Walls need to be at least 18 feet tall, however, 30 feet is considered ideal. A person should not be able to climb to the top of the wall unassisted. Walls should include anti-climbing features that prevent scaling, even with the use of climbing aids. Any exposed fixtures need to be on the U.S. side to shield from possible tampering. The U.S. side of the wall should also be visually pleasing in color, texture, and fit into the general surrounding environment.
[This story has been optimized for offline reading on our apps. For a richer experience, you can find the full version of this story here. An Internet connection is required.] Hurricane Maria slammed into Puerto Rico in the early hours of Sept. 20, bringing 160 mph winds that knocked the majority of the 3,500-square-mile island into one of its longest widespread power outages since Hurricane Jeanne hit in 2004.
Muck Rack makes it simple to find people, tweets, or articles that mention any name, keyword, company, hashtag etc. We've compiled this guide to help you make the most of your search.
Selecting a term
Start searching tweets, articles from media outlets, articles mentioned in tweets, journalists'
names, titles and bios with some suggested searches:
Companies or Topics (e.g. iPhone, Microsoft)
Phrases (e.g. "cloud computing") — use quotes to keep the terms together
Twitter handles (e.g. @username) — returns those who have mentioned or replied to
Names (e.g. "David Pogue")
Hashtags (e.g. #sxsw, #london2012)
Bio details (e.g. vegan, Olympics, father)
Muck Rack's Advanced Search allows for many boolean operators.
Find results that mention multiple specified terms, use AND or
+. For example, ensure each result contains both Elon Musk and Mark Zuckerberg by

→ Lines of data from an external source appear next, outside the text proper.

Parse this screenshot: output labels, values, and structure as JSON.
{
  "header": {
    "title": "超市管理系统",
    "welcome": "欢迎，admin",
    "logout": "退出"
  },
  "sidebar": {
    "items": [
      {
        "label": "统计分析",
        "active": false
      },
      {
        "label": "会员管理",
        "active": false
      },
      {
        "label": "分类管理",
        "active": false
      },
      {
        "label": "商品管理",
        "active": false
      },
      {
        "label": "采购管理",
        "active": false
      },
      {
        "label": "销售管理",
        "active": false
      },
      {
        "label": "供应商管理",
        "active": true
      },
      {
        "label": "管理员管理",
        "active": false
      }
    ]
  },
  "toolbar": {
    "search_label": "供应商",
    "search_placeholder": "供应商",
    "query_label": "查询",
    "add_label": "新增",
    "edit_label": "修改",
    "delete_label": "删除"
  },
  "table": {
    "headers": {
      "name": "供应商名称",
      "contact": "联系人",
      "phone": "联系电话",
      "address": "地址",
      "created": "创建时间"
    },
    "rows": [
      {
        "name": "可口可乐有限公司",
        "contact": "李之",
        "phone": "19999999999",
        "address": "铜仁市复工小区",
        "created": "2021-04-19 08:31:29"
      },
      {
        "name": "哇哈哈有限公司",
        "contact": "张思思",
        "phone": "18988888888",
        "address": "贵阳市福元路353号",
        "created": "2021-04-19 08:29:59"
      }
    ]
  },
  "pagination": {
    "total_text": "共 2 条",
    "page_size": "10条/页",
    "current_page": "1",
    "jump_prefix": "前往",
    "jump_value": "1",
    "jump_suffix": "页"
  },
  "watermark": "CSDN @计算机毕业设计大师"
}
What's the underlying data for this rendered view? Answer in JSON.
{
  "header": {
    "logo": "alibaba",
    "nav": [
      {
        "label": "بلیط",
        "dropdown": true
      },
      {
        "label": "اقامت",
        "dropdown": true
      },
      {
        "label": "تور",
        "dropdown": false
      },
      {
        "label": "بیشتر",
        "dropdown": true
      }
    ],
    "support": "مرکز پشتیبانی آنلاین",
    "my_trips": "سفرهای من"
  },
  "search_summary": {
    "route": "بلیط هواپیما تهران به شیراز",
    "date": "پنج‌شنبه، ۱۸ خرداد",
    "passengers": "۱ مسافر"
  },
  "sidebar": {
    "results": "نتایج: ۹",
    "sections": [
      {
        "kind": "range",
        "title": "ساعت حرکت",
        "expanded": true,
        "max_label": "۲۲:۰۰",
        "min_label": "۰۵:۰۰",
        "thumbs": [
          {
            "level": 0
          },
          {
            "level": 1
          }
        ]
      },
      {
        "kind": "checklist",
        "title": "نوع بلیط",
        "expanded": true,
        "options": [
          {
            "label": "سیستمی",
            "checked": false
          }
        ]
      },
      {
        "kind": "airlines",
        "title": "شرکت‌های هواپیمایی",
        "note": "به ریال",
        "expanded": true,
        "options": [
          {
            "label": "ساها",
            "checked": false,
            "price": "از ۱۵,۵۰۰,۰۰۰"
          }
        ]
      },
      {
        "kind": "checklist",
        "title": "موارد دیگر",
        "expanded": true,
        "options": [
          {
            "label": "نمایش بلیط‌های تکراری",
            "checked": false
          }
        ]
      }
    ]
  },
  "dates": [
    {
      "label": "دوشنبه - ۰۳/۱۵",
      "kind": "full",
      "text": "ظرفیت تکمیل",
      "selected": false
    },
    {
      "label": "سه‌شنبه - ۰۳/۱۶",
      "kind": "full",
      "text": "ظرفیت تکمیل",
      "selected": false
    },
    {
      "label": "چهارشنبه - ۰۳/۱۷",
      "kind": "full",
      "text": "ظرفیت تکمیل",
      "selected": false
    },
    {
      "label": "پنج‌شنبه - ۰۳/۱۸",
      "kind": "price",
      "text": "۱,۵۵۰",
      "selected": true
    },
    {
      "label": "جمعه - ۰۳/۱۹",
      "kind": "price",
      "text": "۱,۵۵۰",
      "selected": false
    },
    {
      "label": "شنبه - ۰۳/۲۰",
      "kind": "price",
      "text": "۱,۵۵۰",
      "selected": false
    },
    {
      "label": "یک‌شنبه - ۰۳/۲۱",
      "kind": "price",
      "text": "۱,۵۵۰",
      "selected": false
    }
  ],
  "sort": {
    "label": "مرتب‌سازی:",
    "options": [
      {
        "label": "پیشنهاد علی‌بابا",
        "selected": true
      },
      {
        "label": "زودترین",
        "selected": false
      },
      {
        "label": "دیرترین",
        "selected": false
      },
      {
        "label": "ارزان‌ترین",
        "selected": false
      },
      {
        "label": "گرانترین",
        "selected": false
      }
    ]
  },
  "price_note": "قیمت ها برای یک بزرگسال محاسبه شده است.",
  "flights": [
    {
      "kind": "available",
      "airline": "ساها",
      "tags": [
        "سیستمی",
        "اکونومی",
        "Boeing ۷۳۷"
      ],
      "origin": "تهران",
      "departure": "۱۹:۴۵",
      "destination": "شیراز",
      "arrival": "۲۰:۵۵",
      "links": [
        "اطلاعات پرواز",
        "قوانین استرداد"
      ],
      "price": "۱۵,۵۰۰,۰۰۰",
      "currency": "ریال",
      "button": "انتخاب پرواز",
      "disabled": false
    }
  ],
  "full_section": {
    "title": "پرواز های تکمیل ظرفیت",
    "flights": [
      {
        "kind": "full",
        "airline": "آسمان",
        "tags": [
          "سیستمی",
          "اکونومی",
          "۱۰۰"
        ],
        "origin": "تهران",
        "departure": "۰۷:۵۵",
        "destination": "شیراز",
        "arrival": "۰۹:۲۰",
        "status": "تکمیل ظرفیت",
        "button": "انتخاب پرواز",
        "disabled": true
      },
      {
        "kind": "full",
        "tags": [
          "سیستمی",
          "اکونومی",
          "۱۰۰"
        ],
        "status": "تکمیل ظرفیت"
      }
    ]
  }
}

searching Musk AND Zuckerberg or Musk + Zuckerberg.
Use the operators OR or , to broaden your search when you'd like either of
multiple terms to appear in results. (This is the default behavior of our search when no operators
are used). For example, results will contain either cake or cookie by searching cake OR cookie or cake,cookie
Use NOT or - to subtract results from your search. For
example, searching Disney will yield results about the Walt Disney Company as well as Walt Disney
World Resort. To exclude mentions of Disney World, search for Disney -World or Disney
When using one of these operators with a phrase, enclose it in quotation marks. For example, you can
find results about smartphones excluding Apple's iPhone 4S by searching smartphone -"iPhone
Exact case matching or punctuation
If you're searching for a brand name or keyword that relies on specific punctuation marks or capitalization, you can
find results that match your exact query by adding matchcase: before the keyword you're searching for, like matchcase:E*TRADE .
Use parentheses to separate multiple
boolean phrases. For example, to find journalists talking about having fun in Disney World or
Disneyland, search for ("disney world" OR disneyland) AND fun.
An asterisk can be used to search for any variation of a root word truncated by the asterisk. For example, searching for admin* will return results for administrator, administration, administer, administered, etc.
A near operator is an AND operator where you can control the distance between the words. You can vary the distance the near operation uses by adding a forward slash and number (between 0-99) such as strawberries NEAR/10 "whipped cream", which means the strawberries must exist within 10 words of "whipped cream".